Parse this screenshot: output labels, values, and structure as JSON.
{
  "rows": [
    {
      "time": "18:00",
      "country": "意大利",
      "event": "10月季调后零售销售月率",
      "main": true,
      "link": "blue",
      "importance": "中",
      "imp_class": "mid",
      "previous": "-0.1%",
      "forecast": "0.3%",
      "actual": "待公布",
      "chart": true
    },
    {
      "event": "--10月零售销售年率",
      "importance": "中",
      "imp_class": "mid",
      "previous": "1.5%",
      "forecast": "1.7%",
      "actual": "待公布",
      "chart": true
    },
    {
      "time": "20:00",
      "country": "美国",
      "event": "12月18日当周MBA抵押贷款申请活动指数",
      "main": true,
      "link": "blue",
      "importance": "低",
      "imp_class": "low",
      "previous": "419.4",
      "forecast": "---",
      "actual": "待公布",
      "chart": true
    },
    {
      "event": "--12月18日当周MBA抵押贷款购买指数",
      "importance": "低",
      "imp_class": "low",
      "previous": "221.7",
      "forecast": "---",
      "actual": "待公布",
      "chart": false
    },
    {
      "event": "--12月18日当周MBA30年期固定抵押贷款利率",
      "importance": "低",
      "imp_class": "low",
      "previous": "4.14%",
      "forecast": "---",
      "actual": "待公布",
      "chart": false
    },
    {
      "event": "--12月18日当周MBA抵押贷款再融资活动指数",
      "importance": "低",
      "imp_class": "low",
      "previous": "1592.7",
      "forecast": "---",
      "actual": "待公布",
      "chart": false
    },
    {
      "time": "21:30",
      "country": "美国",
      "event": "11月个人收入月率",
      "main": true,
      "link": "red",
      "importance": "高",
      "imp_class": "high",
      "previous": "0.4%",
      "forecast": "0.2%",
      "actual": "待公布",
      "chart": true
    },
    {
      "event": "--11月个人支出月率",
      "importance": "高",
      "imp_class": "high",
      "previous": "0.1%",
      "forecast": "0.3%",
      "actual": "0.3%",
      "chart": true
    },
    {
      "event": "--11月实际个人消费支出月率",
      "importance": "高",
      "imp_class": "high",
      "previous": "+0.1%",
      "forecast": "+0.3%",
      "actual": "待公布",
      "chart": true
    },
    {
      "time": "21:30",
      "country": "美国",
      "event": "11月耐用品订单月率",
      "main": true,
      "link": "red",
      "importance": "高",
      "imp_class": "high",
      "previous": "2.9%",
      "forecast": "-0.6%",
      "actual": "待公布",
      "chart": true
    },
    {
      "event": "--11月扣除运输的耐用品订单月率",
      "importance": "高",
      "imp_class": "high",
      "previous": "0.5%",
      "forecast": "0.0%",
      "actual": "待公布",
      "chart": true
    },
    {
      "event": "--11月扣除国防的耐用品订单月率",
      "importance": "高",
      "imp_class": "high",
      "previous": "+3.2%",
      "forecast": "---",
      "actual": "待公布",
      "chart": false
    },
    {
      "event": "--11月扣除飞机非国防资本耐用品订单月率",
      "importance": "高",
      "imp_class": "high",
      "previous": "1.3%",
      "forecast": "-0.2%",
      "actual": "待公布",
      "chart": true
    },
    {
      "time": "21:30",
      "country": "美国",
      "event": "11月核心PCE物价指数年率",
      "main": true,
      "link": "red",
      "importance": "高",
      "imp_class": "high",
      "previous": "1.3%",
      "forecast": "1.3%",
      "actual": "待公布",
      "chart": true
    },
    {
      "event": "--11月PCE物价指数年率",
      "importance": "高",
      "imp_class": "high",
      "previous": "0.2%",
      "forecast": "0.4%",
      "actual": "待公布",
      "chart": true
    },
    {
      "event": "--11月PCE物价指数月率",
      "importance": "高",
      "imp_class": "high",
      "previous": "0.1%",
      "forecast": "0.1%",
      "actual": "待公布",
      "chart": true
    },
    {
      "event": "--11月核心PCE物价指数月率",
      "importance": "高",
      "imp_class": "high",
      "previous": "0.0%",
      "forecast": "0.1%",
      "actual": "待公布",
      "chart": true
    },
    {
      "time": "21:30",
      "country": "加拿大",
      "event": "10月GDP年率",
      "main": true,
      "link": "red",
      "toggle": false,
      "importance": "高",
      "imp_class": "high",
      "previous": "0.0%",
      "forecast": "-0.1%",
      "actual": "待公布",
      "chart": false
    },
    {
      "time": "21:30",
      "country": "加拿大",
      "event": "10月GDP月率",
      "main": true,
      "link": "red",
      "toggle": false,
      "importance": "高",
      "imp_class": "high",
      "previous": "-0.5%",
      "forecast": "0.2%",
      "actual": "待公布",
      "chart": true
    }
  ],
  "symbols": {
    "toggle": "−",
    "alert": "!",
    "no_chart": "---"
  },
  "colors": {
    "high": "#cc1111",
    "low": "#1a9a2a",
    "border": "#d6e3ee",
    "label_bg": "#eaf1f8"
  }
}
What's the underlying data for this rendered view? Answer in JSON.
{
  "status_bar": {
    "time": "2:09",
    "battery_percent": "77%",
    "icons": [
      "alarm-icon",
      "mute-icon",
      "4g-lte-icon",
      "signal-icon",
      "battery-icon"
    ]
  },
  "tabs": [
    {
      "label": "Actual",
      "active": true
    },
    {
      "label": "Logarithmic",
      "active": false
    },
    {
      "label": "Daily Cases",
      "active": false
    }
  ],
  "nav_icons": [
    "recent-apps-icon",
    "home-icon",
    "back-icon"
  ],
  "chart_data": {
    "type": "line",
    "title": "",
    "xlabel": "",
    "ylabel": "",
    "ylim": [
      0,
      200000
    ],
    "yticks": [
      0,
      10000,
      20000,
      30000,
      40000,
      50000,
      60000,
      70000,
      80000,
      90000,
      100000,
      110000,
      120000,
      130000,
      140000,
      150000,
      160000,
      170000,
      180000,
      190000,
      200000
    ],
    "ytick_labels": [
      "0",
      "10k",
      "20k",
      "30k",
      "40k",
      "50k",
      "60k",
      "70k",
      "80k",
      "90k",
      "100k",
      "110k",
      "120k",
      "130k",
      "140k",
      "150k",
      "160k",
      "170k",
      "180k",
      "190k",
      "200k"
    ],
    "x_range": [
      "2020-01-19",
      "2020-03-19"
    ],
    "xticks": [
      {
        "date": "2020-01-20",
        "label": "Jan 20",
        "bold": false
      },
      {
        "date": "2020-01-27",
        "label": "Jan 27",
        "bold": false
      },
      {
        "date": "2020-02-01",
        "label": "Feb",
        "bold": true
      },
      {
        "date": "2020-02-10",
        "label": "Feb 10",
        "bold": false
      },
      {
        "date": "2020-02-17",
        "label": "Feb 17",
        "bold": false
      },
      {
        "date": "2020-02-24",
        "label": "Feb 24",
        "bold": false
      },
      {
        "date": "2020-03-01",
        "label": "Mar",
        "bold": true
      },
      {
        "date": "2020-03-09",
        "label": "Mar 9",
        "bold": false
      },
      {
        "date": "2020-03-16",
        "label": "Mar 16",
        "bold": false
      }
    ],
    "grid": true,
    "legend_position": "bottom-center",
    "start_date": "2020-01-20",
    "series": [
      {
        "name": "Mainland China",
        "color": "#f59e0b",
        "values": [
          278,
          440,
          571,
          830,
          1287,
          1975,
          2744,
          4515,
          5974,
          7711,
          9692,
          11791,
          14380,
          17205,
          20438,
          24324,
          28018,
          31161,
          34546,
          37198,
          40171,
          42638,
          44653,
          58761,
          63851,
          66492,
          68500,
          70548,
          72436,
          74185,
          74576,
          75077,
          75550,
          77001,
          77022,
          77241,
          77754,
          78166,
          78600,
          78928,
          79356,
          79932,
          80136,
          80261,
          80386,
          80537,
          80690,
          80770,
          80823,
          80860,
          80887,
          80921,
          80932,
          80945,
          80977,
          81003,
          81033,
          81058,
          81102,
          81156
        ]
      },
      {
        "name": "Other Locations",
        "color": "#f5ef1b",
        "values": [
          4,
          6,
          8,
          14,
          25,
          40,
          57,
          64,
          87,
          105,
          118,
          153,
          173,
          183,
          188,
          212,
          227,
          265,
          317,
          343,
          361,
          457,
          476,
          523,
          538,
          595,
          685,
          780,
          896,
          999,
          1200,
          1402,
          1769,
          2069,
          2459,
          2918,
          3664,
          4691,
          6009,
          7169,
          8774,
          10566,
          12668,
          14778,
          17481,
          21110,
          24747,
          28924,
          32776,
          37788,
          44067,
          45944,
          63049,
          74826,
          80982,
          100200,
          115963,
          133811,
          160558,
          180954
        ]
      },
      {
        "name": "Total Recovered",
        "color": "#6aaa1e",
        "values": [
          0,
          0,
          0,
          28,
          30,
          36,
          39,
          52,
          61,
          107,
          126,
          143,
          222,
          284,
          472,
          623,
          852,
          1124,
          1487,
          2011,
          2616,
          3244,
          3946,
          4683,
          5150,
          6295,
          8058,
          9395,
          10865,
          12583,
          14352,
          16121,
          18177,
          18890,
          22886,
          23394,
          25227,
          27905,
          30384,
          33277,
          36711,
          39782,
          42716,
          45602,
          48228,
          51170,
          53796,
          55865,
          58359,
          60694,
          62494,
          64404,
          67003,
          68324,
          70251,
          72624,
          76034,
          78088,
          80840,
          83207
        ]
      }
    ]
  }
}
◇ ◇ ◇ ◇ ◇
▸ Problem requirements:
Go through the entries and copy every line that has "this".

▸ Solution to the exercise:
Parse this screenshot: output labels, values, and structure as JSON.
What's the underlying data for this rendered view? Answer in JSON.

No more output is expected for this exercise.